What the task asks>
This task calls for copying every line of the records that includes the word "title".

### Provided records

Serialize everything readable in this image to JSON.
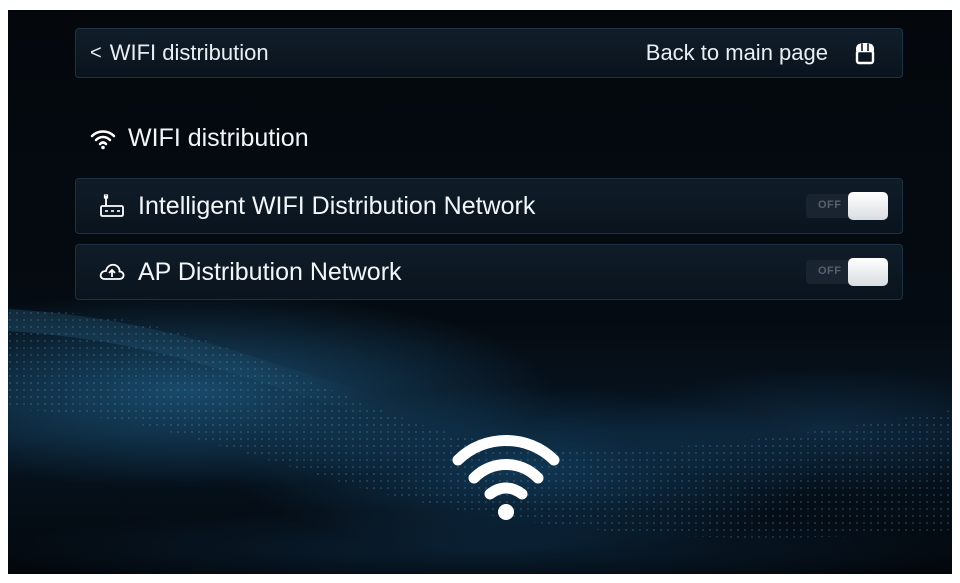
{
  "header": {
    "back_label": "WIFI distribution",
    "main_link_label": "Back to main page",
    "back_icon": "chevron-left-icon",
    "home_icon": "home-icon"
  },
  "section": {
    "title": "WIFI distribution",
    "icon": "wifi-icon"
  },
  "settings": [
    {
      "label": "Intelligent WIFI Distribution Network",
      "icon": "router-icon",
      "toggle_state": "OFF"
    },
    {
      "label": "AP Distribution Network",
      "icon": "cloud-upload-icon",
      "toggle_state": "OFF"
    }
  ],
  "hero_icon": "wifi-icon",
  "colors": {
    "background": "#03070c",
    "panel_border": "#1e3344",
    "text": "#f2f6f9",
    "toggle_knob": "#ffffff",
    "toggle_track": "#1a2330",
    "accent_glow": "#2878aa"
  }
}
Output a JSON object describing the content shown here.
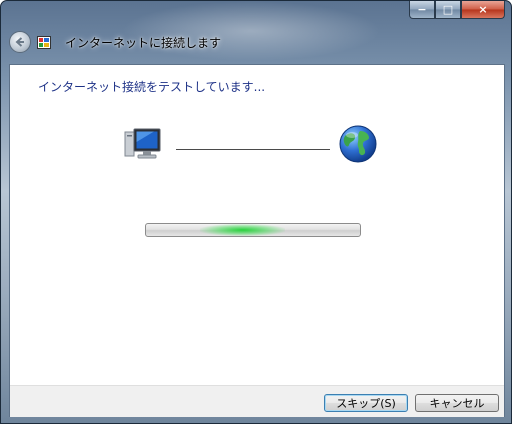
{
  "window": {
    "title": "インターネットに接続します",
    "caption": {
      "minimize": "−",
      "maximize": "□",
      "close": "×"
    }
  },
  "nav": {
    "back_icon": "back-arrow-icon",
    "wizard_icon": "network-wizard-icon"
  },
  "main": {
    "heading": "インターネット接続をテストしています...",
    "progress": {
      "state": "indeterminate",
      "accent": "#2fd24a"
    },
    "icons": {
      "computer": "computer-icon",
      "globe": "globe-icon"
    }
  },
  "footer": {
    "skip_label": "スキップ(S)",
    "cancel_label": "キャンセル"
  },
  "colors": {
    "heading": "#1e3287",
    "frame": "#7b93ad"
  }
}
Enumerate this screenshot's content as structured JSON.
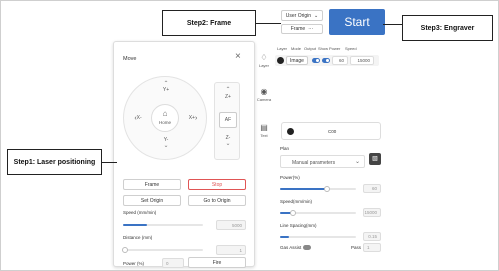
{
  "callouts": {
    "step1": "Step1:  Laser positioning",
    "step2": "Step2:  Frame",
    "step3": "Step3:  Engraver"
  },
  "toolbar": {
    "origin_select": "User Origin",
    "frame_button": "Frame",
    "frame_more": "···",
    "start_button": "Start"
  },
  "move_panel": {
    "title": "Move",
    "jog": {
      "up": "Y+",
      "down": "Y-",
      "left": "X-",
      "right": "X+",
      "home": "Home"
    },
    "z": {
      "up": "Z+",
      "af": "AF",
      "down": "Z-"
    },
    "frame_button": "Frame",
    "stop_button": "Stop",
    "set_origin_button": "Set Origin",
    "go_to_origin_button": "Go to Origin",
    "speed_label": "Speed (mm/min)",
    "speed_value": "5000",
    "speed_fraction": 0.3,
    "distance_label": "Distance (mm)",
    "distance_value": "1",
    "distance_fraction": 0.02,
    "power_label": "Power (%)",
    "power_value": "0",
    "fire_button": "Fire"
  },
  "side_tabs": [
    {
      "label": "Layer",
      "icon": "layers-icon"
    },
    {
      "label": "Camera",
      "icon": "camera-icon"
    },
    {
      "label": "Text",
      "icon": "text-icon"
    }
  ],
  "layer_table": {
    "headers": [
      "Layer",
      "Mode",
      "Output",
      "Show",
      "Power",
      "Speed"
    ],
    "row": {
      "mode": "Image",
      "power": "60",
      "speed": "15000"
    }
  },
  "settings": {
    "material": "C00",
    "plan_label": "Plan",
    "plan_value": "Manual parameters",
    "power_label": "Power(%)",
    "power_value": "60",
    "power_fraction": 0.6,
    "speed_label": "Speed(mm/min)",
    "speed_value": "15000",
    "speed_fraction": 0.15,
    "line_spacing_label": "Line Spacing(mm)",
    "line_spacing_value": "0.15",
    "line_spacing_fraction": 0.12,
    "gas_assist_label": "Gas Assist",
    "pass_label": "Pass",
    "pass_value": "1"
  },
  "colors": {
    "accent": "#3a73c4",
    "stop": "#e05555"
  }
}
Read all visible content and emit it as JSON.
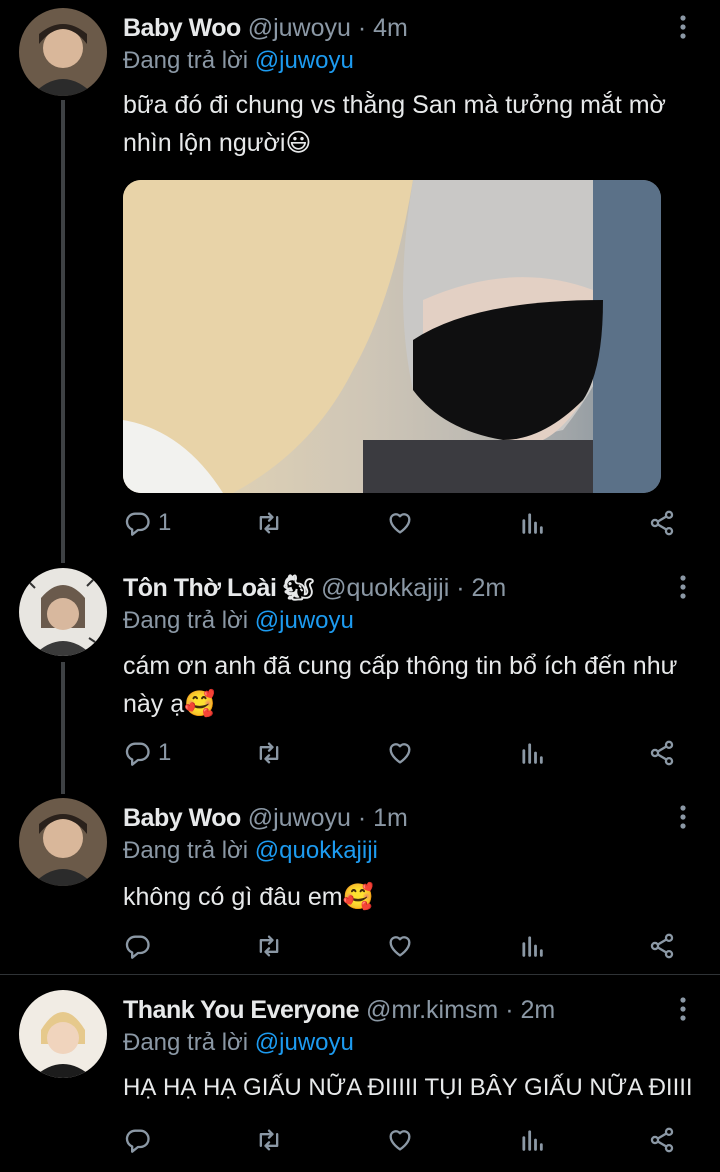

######

Exercise answer>
    "title": "WIFI distribution",
    "title": "インターネットに接続します",
    "title": "Move",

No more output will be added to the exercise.